§ **What to work on**
Every entry must appear in the answer exactly as written.

[Stored items]
# # # # #

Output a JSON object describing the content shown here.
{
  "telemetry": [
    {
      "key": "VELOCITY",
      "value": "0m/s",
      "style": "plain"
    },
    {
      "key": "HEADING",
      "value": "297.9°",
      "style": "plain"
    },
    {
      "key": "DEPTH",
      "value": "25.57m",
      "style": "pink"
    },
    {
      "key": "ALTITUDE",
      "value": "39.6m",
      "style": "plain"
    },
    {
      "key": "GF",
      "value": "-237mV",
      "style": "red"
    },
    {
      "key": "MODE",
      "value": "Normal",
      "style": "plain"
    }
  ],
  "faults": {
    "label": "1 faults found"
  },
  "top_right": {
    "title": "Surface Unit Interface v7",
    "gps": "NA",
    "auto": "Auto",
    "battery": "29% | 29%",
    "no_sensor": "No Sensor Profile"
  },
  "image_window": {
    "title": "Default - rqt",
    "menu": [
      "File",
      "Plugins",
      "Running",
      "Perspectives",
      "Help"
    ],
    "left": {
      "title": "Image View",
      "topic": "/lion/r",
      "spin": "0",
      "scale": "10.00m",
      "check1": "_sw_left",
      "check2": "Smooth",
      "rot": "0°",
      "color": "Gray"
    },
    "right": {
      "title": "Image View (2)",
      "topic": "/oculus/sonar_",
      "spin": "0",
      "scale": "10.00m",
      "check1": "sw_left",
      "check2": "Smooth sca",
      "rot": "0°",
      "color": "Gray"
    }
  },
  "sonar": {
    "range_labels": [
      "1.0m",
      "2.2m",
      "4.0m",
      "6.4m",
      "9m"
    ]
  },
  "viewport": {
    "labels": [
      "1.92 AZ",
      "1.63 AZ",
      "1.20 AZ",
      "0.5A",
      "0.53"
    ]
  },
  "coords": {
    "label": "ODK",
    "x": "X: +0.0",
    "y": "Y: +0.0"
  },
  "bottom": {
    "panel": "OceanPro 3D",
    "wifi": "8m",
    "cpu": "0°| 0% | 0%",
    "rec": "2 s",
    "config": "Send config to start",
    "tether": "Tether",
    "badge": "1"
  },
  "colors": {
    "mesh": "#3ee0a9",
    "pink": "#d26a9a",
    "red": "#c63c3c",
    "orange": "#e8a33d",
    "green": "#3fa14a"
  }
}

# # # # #

§ **Exercise output**
Output a JSON object describing the content shown here.
{
  "telemetry": [
    {
      "key": "VELOCITY",
      "value": "0m/s",
      "style": "plain"
    },
    {
      "key": "HEADING",
      "value": "297.9°",
      "style": "plain"
    },
    {
      "key": "DEPTH",
      "value": "25.57m",
      "style": "pink"
    },
    {
      "key": "ALTITUDE",
      "value": "39.6m",
      "style": "plain"
    },
    {
      "key": "GF",
      "value": "-237mV",
      "style": "red"
    },
    {
      "key": "MODE",
      "value": "Normal",
      "style": "plain"
    }
  ],
  "faults": {
    "label": "1 faults found"
  },
  "top_right": {
    "title": "Surface Unit Interface v7",
    "gps": "NA",
    "auto": "Auto",
    "battery": "29% | 29%",
    "no_sensor": "No Sensor Profile"
  },
  "image_window": {
    "title": "Default - rqt",
    "menu": [
      "File",
      "Plugins",
      "Running",
      "Perspectives",
      "Help"
    ],
    "left": {
      "title": "Image View",
      "topic": "/lion/r",
      "spin": "0",
      "scale": "10.00m",
      "check1": "_sw_left",
      "check2": "Smooth",
      "rot": "0°",
      "color": "Gray"
    },
    "right": {
      "title": "Image View (2)",
      "topic": "/oculus/sonar_",
      "spin": "0",
      "scale": "10.00m",
      "check1": "sw_left",
      "check2": "Smooth sca",
      "rot": "0°",
      "color": "Gray"
    }
  },
  "sonar": {
    "range_labels": [
      "1.0m",
      "2.2m",
      "4.0m",
      "6.4m",
      "9m"
    ]
  },
  "viewport": {
    "labels": [
      "1.92 AZ",
      "1.63 AZ",
      "1.20 AZ",
      "0.5A",
      "0.53"
    ]
  },
  "coords": {
    "label": "ODK",
    "x": "X: +0.0",
    "y": "Y: +0.0"
  },
  "bottom": {
    "panel": "OceanPro 3D",
    "wifi": "8m",
    "cpu": "0°| 0% | 0%",
    "rec": "2 s",
    "config": "Send config to start",
    "tether": "Tether",
    "badge": "1"
  },
  "colors": {
    "mesh": "#3ee0a9",
    "pink": "#d26a9a",
    "red": "#c63c3c",
    "orange": "#e8a33d",
    "green": "#3fa14a"
  }
}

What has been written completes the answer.